» **Assignment**: Please give the whole listing again exactly, without any of its pictures.
┌─ Data supplied
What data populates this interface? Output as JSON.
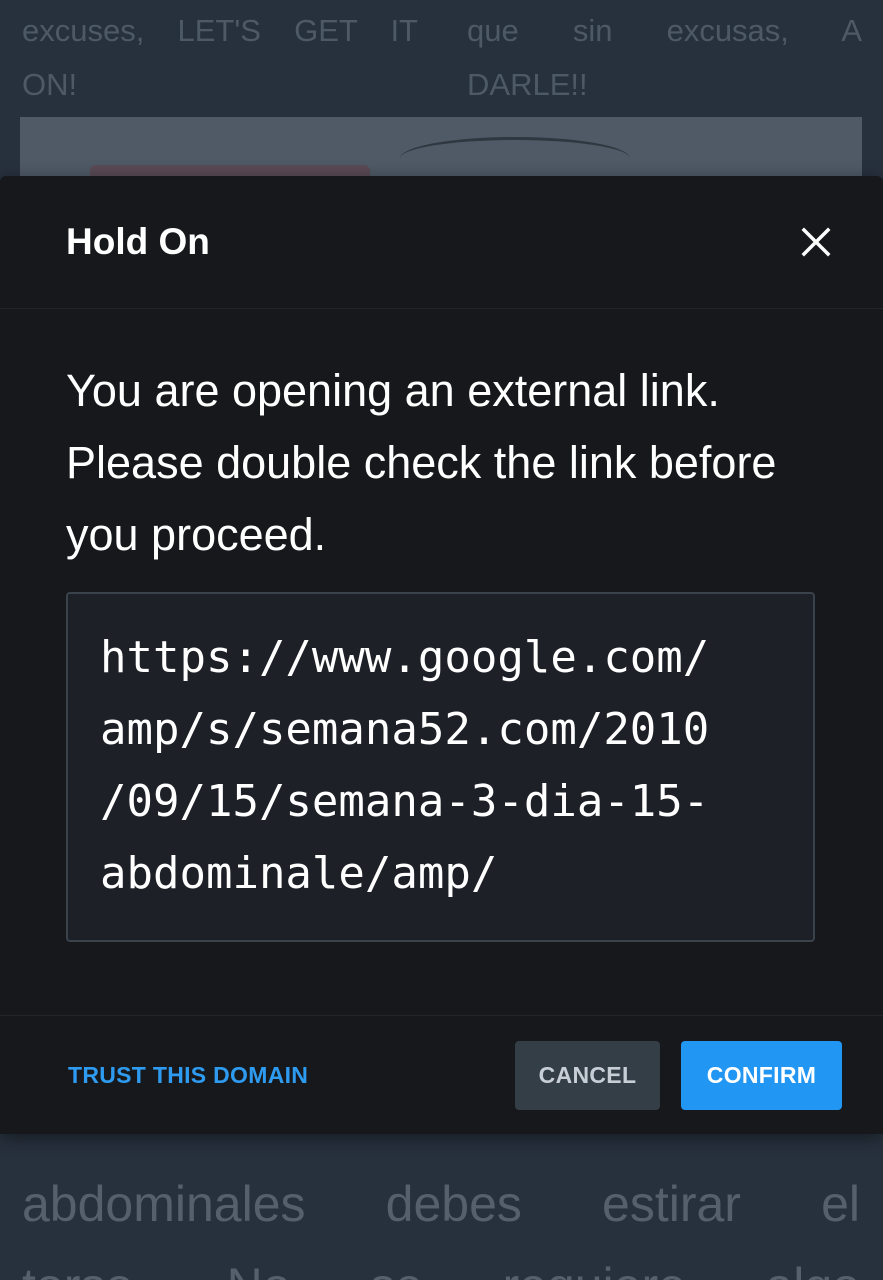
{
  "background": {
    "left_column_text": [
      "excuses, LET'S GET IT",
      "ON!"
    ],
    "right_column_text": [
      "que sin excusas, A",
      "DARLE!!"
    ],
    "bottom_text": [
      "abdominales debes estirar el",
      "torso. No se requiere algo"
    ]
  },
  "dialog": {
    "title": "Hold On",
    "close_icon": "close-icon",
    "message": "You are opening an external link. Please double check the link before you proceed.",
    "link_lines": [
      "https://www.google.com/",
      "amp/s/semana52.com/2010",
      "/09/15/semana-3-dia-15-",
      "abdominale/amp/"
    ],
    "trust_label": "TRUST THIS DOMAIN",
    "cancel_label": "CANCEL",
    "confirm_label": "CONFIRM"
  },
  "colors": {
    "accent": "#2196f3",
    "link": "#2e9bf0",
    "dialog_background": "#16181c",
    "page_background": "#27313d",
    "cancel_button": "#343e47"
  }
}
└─
» **Output for this task**:
What data populates this interface? Output as JSON.
{
  "background": {
    "left_column_text": [
      "excuses, LET'S GET IT",
      "ON!"
    ],
    "right_column_text": [
      "que sin excusas, A",
      "DARLE!!"
    ],
    "bottom_text": [
      "abdominales debes estirar el",
      "torso. No se requiere algo"
    ]
  },
  "dialog": {
    "title": "Hold On",
    "close_icon": "close-icon",
    "message": "You are opening an external link. Please double check the link before you proceed.",
    "link_lines": [
      "https://www.google.com/",
      "amp/s/semana52.com/2010",
      "/09/15/semana-3-dia-15-",
      "abdominale/amp/"
    ],
    "trust_label": "TRUST THIS DOMAIN",
    "cancel_label": "CANCEL",
    "confirm_label": "CONFIRM"
  },
  "colors": {
    "accent": "#2196f3",
    "link": "#2e9bf0",
    "dialog_background": "#16181c",
    "page_background": "#27313d",
    "cancel_button": "#343e47"
  }
}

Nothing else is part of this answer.